HAYES TOWNSHIP — More than a million gallons of treated groundwater will not be pumped into Kolke Creek daily, based on Tuesday’s 46th Circuit Court ruling which granted an injunction blocking a controversial contamination remediation plan.
The case stems from a suit filed by Anglers of the AuSable Inc. and two groups of area land owners against the Michigan Dept. of Environmental Quality (DEQ) and Merit Energy Company over a year ago, seeking to stop discharge of treated groundwater into Kolke Creek. The suit followed the DEQ’s issuance of a permit to Merit in March 2005 to discharge the water as part of a remediation plan.
That remediation of a plume of contaminated groundwater would have resulted in the pumping of over 1 million gallons of treated water into the creek to remedy the hydrocarbon contamination discovered in April 2001.
Judge Dennis Murphy issued his 32-page opinion and order granting the motion for the injunction following 13 days of testimony held since Feb. 26.
In his opinion, Murphy wrote that the proposed plan was “unreasonable” and would violate the Michigan Environmental Protection Act. He also wrote that there are other “feasible” and “prudent” remediation plans that would not require discharging into Kolke Creek, which he said was unsuitable location for the discharge of the groundwater due to its “delicate” ecosystem. The opinion also stated the defendants did “not realistically consider reasonable alternatives” until the suit began.
Further, the opinion stated Merit did not have riparian rights to Kolke Creek and that even if it did earn such rights through the state, it would have to demonstrate “reasonable” use in such remediation plans. If Merit did obtain riparian rights, the parties would have 30 days to decide what level of discharge into Kolke Creek, if any, would be reasonable.

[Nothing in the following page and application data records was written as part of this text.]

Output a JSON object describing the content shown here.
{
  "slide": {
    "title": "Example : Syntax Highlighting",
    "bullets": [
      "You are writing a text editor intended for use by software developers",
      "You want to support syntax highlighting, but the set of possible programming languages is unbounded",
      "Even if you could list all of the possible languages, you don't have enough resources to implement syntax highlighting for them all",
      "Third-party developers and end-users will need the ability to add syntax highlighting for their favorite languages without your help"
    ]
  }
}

If the involved parties cannot come to an agreement on what discharge level is reasonable, then an evidentiary hearing would follow.

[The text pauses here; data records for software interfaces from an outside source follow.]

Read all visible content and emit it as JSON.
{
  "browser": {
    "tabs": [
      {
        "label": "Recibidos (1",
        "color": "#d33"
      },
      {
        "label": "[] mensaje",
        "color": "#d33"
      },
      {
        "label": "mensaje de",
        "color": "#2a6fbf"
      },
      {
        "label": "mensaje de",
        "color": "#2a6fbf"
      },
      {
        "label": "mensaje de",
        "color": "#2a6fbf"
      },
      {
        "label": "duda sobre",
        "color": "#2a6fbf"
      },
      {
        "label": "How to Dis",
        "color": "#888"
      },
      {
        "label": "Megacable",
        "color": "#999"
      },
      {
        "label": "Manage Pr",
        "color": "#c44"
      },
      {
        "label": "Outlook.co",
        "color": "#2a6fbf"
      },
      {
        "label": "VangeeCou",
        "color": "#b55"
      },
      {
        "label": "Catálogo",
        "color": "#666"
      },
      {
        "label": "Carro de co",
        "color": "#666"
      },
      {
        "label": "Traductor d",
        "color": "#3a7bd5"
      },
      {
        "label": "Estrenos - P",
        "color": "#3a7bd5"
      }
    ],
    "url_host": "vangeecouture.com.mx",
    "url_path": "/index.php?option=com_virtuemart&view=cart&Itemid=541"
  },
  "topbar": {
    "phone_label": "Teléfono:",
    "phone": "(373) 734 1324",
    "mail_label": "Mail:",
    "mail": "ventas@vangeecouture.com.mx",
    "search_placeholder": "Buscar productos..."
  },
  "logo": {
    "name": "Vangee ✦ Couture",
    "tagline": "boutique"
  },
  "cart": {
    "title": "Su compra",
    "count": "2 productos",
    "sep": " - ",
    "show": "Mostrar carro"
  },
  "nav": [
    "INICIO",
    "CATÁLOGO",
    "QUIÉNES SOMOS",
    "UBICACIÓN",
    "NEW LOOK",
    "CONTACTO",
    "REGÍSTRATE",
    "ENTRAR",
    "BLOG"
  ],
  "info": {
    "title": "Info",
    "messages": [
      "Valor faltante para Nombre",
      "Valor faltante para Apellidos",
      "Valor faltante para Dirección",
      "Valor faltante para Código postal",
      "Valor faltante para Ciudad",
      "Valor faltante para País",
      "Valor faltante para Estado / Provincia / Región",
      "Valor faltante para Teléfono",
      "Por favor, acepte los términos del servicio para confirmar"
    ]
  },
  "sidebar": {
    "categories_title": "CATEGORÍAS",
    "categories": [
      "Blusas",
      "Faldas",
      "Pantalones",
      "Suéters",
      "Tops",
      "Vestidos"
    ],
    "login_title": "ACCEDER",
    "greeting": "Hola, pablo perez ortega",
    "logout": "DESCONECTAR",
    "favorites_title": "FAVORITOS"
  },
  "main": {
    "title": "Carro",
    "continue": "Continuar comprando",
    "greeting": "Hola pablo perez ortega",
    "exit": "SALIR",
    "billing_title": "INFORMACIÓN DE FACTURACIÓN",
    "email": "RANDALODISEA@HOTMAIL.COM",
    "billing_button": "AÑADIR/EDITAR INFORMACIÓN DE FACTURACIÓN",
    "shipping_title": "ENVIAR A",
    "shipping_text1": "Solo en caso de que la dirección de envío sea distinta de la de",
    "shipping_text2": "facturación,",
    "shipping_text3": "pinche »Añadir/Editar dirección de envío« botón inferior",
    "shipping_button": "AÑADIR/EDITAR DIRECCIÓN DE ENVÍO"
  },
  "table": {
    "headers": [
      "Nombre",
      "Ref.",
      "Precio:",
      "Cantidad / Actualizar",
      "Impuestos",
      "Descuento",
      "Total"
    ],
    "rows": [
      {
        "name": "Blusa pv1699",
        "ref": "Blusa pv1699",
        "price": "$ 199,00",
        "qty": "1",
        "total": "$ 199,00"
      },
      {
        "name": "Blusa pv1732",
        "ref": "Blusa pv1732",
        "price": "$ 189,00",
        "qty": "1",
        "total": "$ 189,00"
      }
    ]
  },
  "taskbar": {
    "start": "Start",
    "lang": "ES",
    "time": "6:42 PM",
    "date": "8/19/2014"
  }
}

“This case had the potential to set a precedent for the oil and gas industry to use the surface water and streams in the state to dispose of their waste and that was a precedent we were so worried about avoiding,” said Gaylord attorney Susan Hlywa Topp, who represented Lynn Lake land owners from Mayer Family Investments and Nancy A. Forcier Trust, who brought the suit along with Anglers.

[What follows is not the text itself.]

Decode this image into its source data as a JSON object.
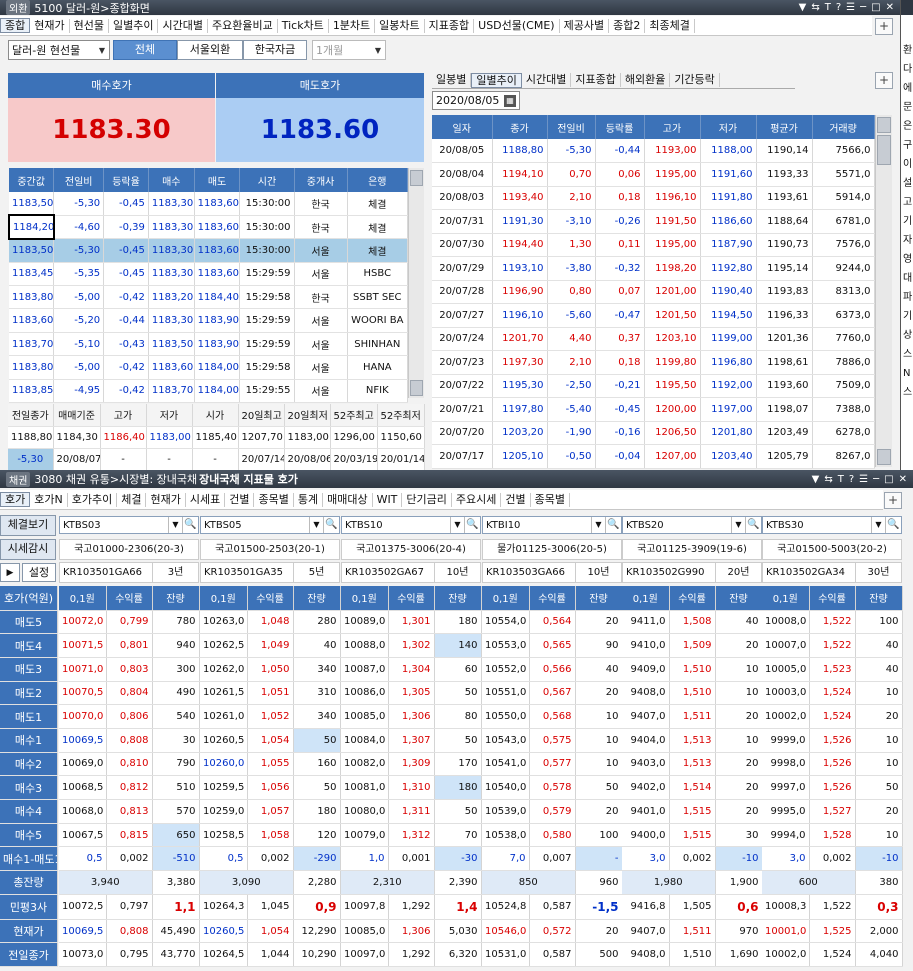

MDEQ spokesperson Bob McCann said it’s too early to know if the agency would appeal as they needed to examine the decision and its impact on the project.
“Our primary concern remains the same, cleaning up what’s been a historical contamination in the area. That’s what we remain committed to doing. We feel the plan we had was as protective to the environment as possible,” McCann said.
According to the court opinion, while the growing 3,000-foot plume has contaminated two residential drinking wells with the potential to pollute more, alternate solutions could be started in a timely enough fashion that harm to Kolke Creek and Lynn Lake by going ahead with the water discharge plan outweighs any immediate harm to Merit or surrounding land owners.
Kolke Creek is a headwater system for the AuSable River watershed and flows into Lynn Lake.
Calls to Merit’s attorney were not immediately returned by press time.
Calls to the Anglers of the AuSable also were not returned by press time.
It was unclear whether or the plaintiffs would appeal.